My father knocks on bedroom doors before entering, even when he know there is no one inside.

Thursday, I traveled to Hartford, Connecticut to listen to Stephen King have a conversation with some pretentious blowhard.  It was 103 degrees, and I walked around Hartford in that ungodly heat in a panic, looking for somewhere to quickly eat before the event began.  I arrived ninety minutes later than I had planned because of horrendous, horrific traffic.  I ate a restaurant called Hook and Ladder, located next to the firehouse.  The décor and atmosphere were great, but I was really disappointed in my grilled cheese sandwich.  I can’t believe I broke my diet for that.  But the event was awesome; King is a brilliant, accessible mind.  He shares my passion for the Boss, believes in God, and believes that love can be and should be and most often is limitless.  Ali from MSU was there, but we didn’t get a chance to speak.  She purchased a copy of his newest book Joyland, pre-signed, for $200.  I used to be that dedicated.  Or maybe I am just more fiscally responsible than I used to be.

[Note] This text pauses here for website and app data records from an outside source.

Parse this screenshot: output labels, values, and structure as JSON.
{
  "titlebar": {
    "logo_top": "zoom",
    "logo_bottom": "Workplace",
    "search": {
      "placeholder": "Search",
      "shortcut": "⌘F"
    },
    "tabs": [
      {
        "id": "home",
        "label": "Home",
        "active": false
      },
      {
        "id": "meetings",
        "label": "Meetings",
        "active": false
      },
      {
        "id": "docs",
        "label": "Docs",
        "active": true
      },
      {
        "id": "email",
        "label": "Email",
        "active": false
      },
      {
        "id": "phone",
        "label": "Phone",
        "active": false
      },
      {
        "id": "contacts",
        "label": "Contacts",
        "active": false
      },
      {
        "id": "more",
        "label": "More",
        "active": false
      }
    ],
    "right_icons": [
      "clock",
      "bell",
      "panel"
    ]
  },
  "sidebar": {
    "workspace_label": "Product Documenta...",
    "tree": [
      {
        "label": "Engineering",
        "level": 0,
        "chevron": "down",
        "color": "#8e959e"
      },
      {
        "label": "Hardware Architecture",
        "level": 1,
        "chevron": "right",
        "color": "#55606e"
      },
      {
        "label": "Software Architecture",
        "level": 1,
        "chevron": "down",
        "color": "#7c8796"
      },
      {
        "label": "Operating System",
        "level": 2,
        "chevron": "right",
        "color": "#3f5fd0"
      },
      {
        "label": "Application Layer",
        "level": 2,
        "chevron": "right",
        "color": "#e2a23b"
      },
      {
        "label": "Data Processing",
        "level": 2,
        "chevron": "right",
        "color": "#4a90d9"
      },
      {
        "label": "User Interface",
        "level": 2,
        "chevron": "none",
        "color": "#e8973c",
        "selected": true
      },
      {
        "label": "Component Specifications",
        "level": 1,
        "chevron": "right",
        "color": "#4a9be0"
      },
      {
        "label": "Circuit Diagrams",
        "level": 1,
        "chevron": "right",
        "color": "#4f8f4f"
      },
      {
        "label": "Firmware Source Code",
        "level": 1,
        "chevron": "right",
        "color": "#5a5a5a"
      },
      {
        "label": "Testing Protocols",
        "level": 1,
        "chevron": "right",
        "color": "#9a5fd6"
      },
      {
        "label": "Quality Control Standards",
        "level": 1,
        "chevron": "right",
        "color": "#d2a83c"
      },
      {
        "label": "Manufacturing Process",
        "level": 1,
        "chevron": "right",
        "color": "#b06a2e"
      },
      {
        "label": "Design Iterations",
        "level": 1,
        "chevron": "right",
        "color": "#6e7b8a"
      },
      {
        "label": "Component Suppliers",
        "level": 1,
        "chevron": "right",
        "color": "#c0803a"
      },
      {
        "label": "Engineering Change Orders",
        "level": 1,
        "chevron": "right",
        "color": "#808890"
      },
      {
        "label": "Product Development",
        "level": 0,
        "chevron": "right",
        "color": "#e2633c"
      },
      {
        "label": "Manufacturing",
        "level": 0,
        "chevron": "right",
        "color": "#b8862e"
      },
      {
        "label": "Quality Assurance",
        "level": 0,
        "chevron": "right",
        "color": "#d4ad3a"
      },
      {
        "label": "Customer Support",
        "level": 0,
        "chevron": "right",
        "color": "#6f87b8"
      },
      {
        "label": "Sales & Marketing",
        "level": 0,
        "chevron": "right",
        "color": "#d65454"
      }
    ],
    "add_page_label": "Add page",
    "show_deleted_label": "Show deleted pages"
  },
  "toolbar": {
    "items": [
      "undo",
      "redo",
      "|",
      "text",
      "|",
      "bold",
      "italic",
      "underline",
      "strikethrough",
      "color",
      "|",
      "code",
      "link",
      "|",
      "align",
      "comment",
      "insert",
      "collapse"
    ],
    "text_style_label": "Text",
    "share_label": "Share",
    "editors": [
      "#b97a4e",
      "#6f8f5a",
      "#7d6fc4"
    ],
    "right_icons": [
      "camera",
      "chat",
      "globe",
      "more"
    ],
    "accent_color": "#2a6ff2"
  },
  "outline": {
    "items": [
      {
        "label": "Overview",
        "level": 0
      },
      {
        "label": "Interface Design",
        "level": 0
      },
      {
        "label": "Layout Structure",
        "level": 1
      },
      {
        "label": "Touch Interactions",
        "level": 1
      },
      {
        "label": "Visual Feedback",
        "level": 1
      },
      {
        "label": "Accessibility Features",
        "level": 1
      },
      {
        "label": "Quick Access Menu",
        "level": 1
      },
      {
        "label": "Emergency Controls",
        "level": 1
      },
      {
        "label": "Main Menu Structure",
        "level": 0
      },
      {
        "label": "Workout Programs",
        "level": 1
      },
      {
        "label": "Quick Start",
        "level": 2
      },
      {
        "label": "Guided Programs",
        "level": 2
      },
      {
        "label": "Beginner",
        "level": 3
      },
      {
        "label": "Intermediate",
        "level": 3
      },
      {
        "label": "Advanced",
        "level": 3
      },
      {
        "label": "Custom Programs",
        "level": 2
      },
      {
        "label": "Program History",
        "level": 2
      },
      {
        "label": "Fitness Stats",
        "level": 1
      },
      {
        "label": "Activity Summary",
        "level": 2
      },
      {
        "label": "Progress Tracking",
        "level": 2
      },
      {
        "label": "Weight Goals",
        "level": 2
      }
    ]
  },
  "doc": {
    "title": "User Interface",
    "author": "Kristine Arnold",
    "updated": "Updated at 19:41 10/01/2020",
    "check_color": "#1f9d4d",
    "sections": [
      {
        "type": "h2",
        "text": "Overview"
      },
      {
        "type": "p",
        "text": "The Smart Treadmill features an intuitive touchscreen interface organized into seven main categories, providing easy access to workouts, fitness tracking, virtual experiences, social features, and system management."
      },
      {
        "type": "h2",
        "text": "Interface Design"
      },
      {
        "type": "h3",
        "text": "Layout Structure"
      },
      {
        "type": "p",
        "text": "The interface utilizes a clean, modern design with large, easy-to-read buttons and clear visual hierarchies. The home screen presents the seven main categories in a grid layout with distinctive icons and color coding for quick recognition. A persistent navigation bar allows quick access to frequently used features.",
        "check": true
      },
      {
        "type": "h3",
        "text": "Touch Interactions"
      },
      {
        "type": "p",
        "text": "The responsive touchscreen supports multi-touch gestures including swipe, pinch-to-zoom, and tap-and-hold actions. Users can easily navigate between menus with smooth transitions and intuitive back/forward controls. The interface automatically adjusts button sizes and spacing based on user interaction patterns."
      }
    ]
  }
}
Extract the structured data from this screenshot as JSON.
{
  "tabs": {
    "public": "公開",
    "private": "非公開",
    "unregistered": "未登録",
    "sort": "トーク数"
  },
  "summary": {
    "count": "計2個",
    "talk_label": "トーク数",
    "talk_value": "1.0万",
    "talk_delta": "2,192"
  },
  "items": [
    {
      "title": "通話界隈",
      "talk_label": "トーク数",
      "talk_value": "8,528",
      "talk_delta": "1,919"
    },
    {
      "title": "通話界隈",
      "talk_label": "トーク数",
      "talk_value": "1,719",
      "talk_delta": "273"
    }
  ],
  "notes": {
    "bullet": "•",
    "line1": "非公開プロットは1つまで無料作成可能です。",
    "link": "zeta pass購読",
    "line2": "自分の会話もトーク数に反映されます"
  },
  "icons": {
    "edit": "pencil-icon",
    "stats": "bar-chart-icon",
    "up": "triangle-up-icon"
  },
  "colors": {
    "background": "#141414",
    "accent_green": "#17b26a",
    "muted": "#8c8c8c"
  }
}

There were fireworks that night.  So many cars were pulled over on I-84 to watch them explode.

I hit another 90 minutes of traffic traversing onto the George Washington Bridge.  Such is life.

But I promised in my last entry to accentuate the positive.  So, here goes nothing: I lost seven pounds in my first week of dieting and exercising.  I spent a birthday with two absolutely amazing friends in Brooklyn after surviving the drive in.  I was totally enchanted by Brooklyn and developed a crush on a friend’s neighbor, which is exciting and fun.  I have that story to tell, in my overly romantic way, for next week’s blog.

friends1 friends2

Stay golden. xoxo

%d bloggers like this: